Have you ever read an e-newsletter or blog post and got a feeling of disappointment? Maybe it was just too subjective, airy-fairy and touchy-feely? If so, then you may be like me, a thought-processing person who wants facts and data when reading content online, an e-newsletter or blog post.
Several years ago, my friend John Agno published this review of personality types in his newsletter. It contains important information to consider when writing your blog, e-newsletter or content marketing to attract clients, and it still applies today.
The Myers-Briggs Personality Inventory is a method for helping people match their communication styles to others’ personalities. Understanding Myers-Briggs allows you to foster the kind of interpersonal climate that paves the way toward better understanding.
One of the four Myers-Briggs dichotomies is Thinking/Feeling — that people use to assess their preferred ways of communicating, processing information, analyzing that information, and coming to a decision.

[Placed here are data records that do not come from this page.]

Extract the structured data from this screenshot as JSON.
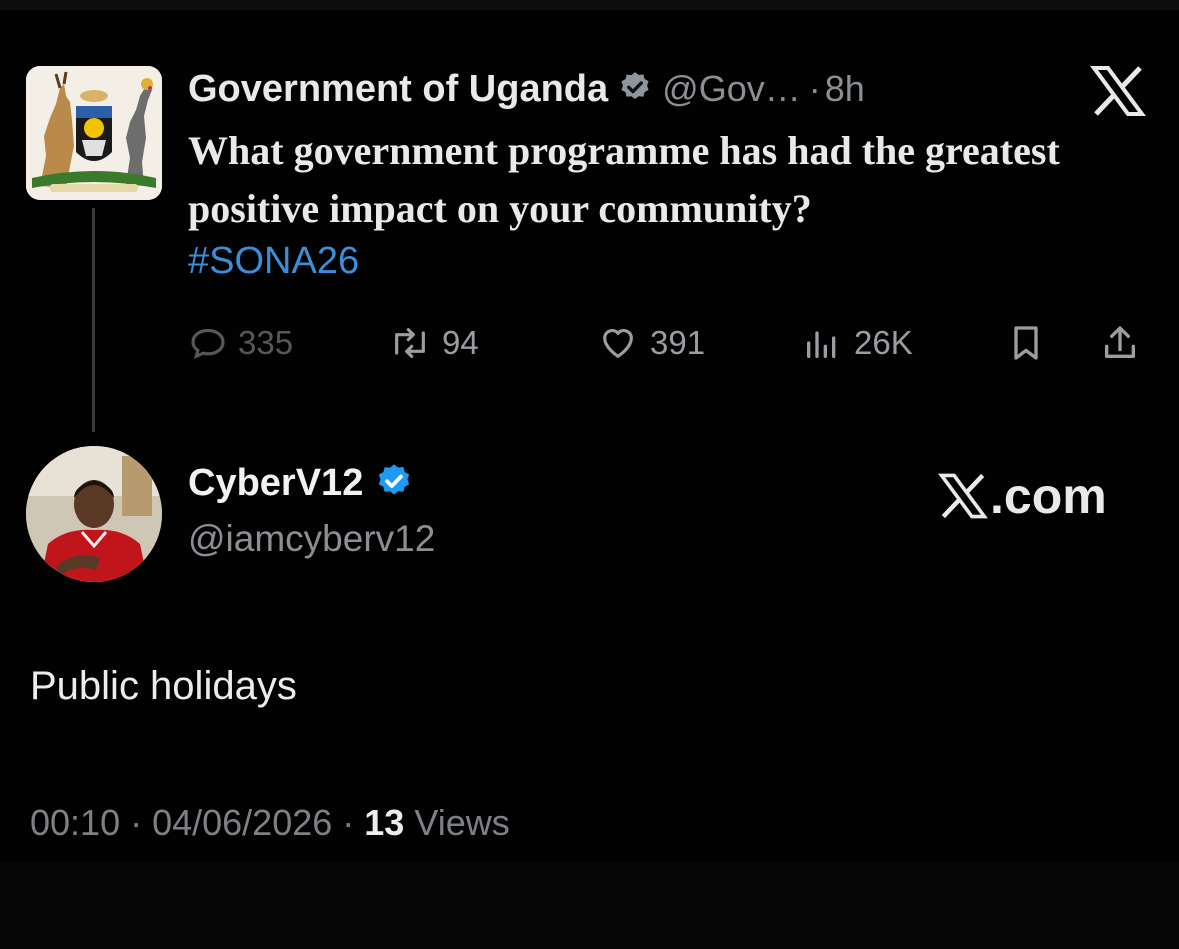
{
  "parent_tweet": {
    "author_name": "Government of Uganda",
    "handle": "@Gov…",
    "separator": "·",
    "time": "8h",
    "text": "What government programme has had the greatest positive impact on your community?",
    "hashtag": "#SONA26",
    "counts": {
      "replies": "335",
      "reposts": "94",
      "likes": "391",
      "views": "26K"
    }
  },
  "reply_tweet": {
    "author_name": "CyberV12",
    "handle": "@iamcyberv12",
    "brand": ".com",
    "body": "Public holidays",
    "time": "00:10",
    "sep1": " · ",
    "date": "04/06/2026",
    "sep2": " · ",
    "views_count": "13",
    "views_label": " Views"
  },
  "colors": {
    "background": "#000000",
    "accent_blue": "#3b8fd9",
    "verified_badge": "#1d9bf0",
    "muted": "#8b8f93"
  },
  "icons": [
    "coat-of-arms",
    "verified-badge-icon",
    "x-logo-icon",
    "reply-icon",
    "repost-icon",
    "like-icon",
    "views-icon",
    "bookmark-icon",
    "share-icon"
  ]
}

The population is evenly divided between thinkers and feelers. Two-thirds of men are thinkers and two-thirds of women are feelers, but 70% to 90% of businesspeople are thinkers, regardless of gender. The name of this dimension is slightly misleading. Thinkers aren’t unfeeling, and feelers aren’t fuzzy-headed. Both process information carefully. The difference is in what facts each group considers to be most salient.
Thinkers are drawn to objective information. They tend to overlook personal factors in favor of logical analysis. To assess a situation, they detach and observe. In contrast, feelers are drawn to subjective information. They focus on human values and the impact a decision will have on the individuals involved. A feeler will think about a situation by throwing herself into it and getting the “inside” perspective.
I like to cite studies whenever I write about a concept, to prove my point.
But my readers aren’t all like me! (Well, on second thought – process of elimination – maybe the ones that still subscribe actually are. Probably all the “feelers” unsubscribed a while back!)
It is important to appeal to your readers. If half of them are feeling-types, and half thinking-types, you may have to step back and look at how your writing reflects your own preferences. You probably need to modify some of your phrasing to include the people NOT like you.
Like the MBTI information included above, feelers aren’t fuzzy headed at all. You can appeal to their emotions, their sense of caring, and write content that is well-rounded and appeals to both the feelers and the thinkers.
My challenge to you: take a look at the last newsletter or blog post you wrote. (You are writing one regularly, aren’t you? – yes yes of course you are…)
In what ways does it reflect your personality type? How can you rewrite it to appeal to both feelers and thinkers?
Let me know how you do, just press the comment button below and comment… (Or, for all you ‘feelers’ out there, let me know you care!)